By Jack Ladd
Gray Memorial UMC
First, read Luke 3: 8-14
One of the things I wish I did more of is shop from the “produce” section of the grocery store, or perhaps even to go to the local farmer’s market more often to purchase fresh fruits and vegetables there.
I wish I were more willing to create meals out of these fresh ingredients, but I often resort to the “easy” way out: buying frozen dinners or ready-to-make meals. I pass the produce section by, thinking, “who I am kidding, I don’t have time to cook!” or “I would have no idea what to do with this stuff.”
Our passage today in Luke 3 uses the word “produce” as a verb rather than a noun in verse 8, saying “produce good fruits of repentance.”
I use similar excuses NOT to do that as I indicated above. “It’s too hard,” “I don’t know how,” or “it would end up a mess.”
Behind these excuses is a fear that what I do may not be good enough. The meal that I want to try to make with fresh produce might not taste very good. I may ruin it and waste my efforts. The attempts I make to do good things in the world may fail and end up looking like a disaster. These are my fears.
But John the Baptist implores his audience here to give what they have. Whether that is their extra clothes or food, or simply doing their job with integrity, his audience is asked not to do some impossible thing, but to simply give of themselves.

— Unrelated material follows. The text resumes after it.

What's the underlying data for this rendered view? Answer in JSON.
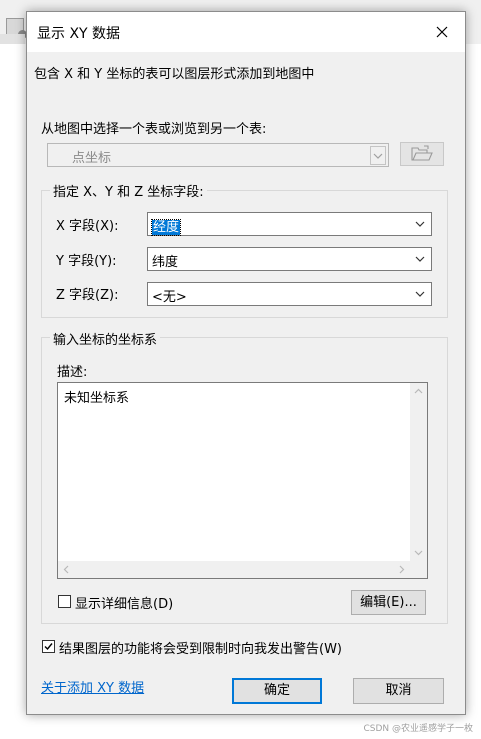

To my relief, I was reminded by this implication by John that this is not to get on God’s good side, as if I am not already loved by God, but for the sake of repentance; for MY sake. However selfish that sounds, it is comforting to know that producing good fruits, doing these good things in the world, will turn my life around.
Some of the best meals I have ever had were because I knew it was made with love, not because it was perfect. John the Baptist implores his audience, and us, to produce “fresh produce” or “good fruit” in the world. This is not about being perfect; it isn’t about how many mistakes you’ve made, or all of the times you fail. There is something about the honest attempt at doing good in the world that aligns us with God. So, let this lesson from John encourage you to do your best; to give what you have to your community. Fear not, for it is God who ultimately uses what you give and turns it into “fresh produce.”
1. What are some things that hold you back from trying to do good in your community?
2. Have you ever failed at the attempt of trying to serve someone?
3. How does producing “good fruit (fresh produce)” help you repent towards God?